Unfortunately, here is where a serious — and largely unreported by the very people who bring us this daily show — disjuncture occurs. For example, in the name of "balance", a 200-scientist, two-years-in-the-making refereed scientific assessment gets comparable space or airtime to a handful of "contrarian" scientists saying it "ain't so". When I challenge this equal time reporting to my media colleagues, they accuse me of being against "balance". This parade of dueling scientists isn't remotely "balance" I respond, but rather, utter distortion — unless the journalist also reports the relative credibility of each quoted position. I call the latter doctrine "perspective" — as opposed to the "balance" that journalists label.

In science all opinions are decidedly not equal, and we spend the bulk of our effort winnowing the less from the more probable lines of inquiry.

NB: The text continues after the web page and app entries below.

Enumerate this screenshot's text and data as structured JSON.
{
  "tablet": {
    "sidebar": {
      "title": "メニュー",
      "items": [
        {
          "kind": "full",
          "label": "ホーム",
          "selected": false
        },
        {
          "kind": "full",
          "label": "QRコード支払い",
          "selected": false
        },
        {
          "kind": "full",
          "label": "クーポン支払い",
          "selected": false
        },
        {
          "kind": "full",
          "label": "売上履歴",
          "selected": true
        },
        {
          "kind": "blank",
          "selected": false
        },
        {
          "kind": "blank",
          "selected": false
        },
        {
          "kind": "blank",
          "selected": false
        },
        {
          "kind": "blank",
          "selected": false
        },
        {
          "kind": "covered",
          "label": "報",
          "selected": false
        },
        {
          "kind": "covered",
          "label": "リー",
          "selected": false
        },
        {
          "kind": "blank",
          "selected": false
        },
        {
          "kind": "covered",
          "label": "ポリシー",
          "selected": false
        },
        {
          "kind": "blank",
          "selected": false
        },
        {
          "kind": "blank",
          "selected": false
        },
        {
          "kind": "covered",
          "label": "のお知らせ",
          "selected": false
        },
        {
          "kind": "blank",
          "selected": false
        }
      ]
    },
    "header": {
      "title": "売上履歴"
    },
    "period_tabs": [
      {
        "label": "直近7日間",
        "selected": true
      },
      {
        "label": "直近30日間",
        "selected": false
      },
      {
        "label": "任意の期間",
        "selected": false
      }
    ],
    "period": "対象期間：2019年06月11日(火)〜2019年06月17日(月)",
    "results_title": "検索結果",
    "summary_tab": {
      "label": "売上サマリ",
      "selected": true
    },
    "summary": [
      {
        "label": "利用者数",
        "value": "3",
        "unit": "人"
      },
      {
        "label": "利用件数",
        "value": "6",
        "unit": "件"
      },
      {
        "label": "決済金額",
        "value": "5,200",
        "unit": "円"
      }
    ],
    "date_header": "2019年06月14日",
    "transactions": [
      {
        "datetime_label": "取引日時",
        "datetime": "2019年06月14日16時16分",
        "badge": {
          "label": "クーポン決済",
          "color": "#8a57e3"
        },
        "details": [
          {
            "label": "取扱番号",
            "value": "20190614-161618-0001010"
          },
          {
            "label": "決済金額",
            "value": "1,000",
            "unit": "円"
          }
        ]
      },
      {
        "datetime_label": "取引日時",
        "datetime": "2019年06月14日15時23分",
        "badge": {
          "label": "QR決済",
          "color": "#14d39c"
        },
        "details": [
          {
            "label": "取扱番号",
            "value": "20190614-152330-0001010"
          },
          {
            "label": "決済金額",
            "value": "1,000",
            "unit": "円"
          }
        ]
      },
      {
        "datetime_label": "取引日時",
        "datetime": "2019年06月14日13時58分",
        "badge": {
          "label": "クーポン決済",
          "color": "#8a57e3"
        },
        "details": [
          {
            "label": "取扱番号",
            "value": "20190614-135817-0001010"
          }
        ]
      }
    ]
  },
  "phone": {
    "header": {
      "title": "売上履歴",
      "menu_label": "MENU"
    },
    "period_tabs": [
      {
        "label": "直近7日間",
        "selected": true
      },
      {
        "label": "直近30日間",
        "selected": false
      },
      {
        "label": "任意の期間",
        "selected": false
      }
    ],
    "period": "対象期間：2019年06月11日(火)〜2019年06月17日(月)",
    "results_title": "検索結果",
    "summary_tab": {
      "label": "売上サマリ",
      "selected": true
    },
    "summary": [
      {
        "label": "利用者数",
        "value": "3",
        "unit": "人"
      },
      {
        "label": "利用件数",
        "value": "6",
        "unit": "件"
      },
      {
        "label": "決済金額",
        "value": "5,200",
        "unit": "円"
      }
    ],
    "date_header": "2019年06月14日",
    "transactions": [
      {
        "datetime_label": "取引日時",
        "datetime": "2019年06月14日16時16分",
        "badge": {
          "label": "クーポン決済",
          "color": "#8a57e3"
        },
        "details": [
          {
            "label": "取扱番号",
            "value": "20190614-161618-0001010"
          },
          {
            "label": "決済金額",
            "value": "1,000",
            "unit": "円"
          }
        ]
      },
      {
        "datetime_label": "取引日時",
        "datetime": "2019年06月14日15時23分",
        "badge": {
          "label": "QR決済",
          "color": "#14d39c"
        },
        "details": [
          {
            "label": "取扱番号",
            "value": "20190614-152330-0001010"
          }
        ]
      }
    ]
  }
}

Moreover, when we are assessors, we are obligated to report whether our estimates of the likelihood of some set of hypothesized outcomes are based on objective rather than subjective odds. I don't have space to get into the "frequentist" versus "Bayesian" debate over what is ever "objective", but awareness of the issue is also part of what scientific literacy entails — even for scientists.

Nevertheless, I do agree it would be irresponsible not to cover minority opinions in media accounts of complex controversies. My concern comes when contradictory scientific opinions are offered without any attempt to report the relative credibility of these views. Then, the public — and political leaders too for the most part — are left to do that difficult assessment job themselves. More often than not the "dueling scientists" get equal time in the story, confusion sets in and outlier opinions win equal status at the bar of public opinion with more widely accepted views. Of course, as Kuhn has taught us, once in a while someone comes along to overthrow the mainstream doctrine — but we celebrate these paradigm busters primarily because they are rare, not commonplace. One well-known editor argued with me that to report scientific credibility "calls for a judgement on the part of the journalist, and that most reporters lack specialized qualifications to do that". "Without making judgments how can they choose what to report and who to quote", I responded? "Why don't you get someone from the Flat Earth Society to 'balance' every space shot you cover — isn't that a 'judgment' about their lack of credibility"? Of course, they could hire such specialists, but only a few major media outlets do — and those reporters are decidedly not at the top of the respect hierarchy in corporate media.

Science must always examine and test dissent, even if it takes a long time to reduce some uncertainties. But science policy needs to know where the mainstream is at the moment. My mantra to those seeking scientific literacy in order to address the implications of the debate is to remember to ask all competing claimants of scientific "truth" three questions: 1), "What can happen?", 2), "What are the odds?", and 3) "How do you know?" And if you intend to ask the third question, plan to have a pen and paper along and be willing to check references, for question 3) isn't a sound bite-length inquiry.

In summary, most stories turn the doctrine of balance on its head by applying it too literally to complex, multi-faceted scientific debates. Then, the unreported story becomes that there actually are different probabilities that belong to each of the various positions covered, yet these conflicting positions appear in the story to be equally likely.

Science must always examine and test dissent, even if it takes a long time to reduce some uncertainties. But science policy needs to know where the mainstream is at the moment. My mantra to those seeking scientific literacy in order to address the implications of the debate is to remember to ask all competing claimants of scientific "truth" three questions: 1), "What can happen?", 2), "What are the odds?", and 3) "How do you know?" And if you intend to ask the third question, plan to have a pen and paper along and be willing to check references, for question 3) isn't a sound bite-length inquiry.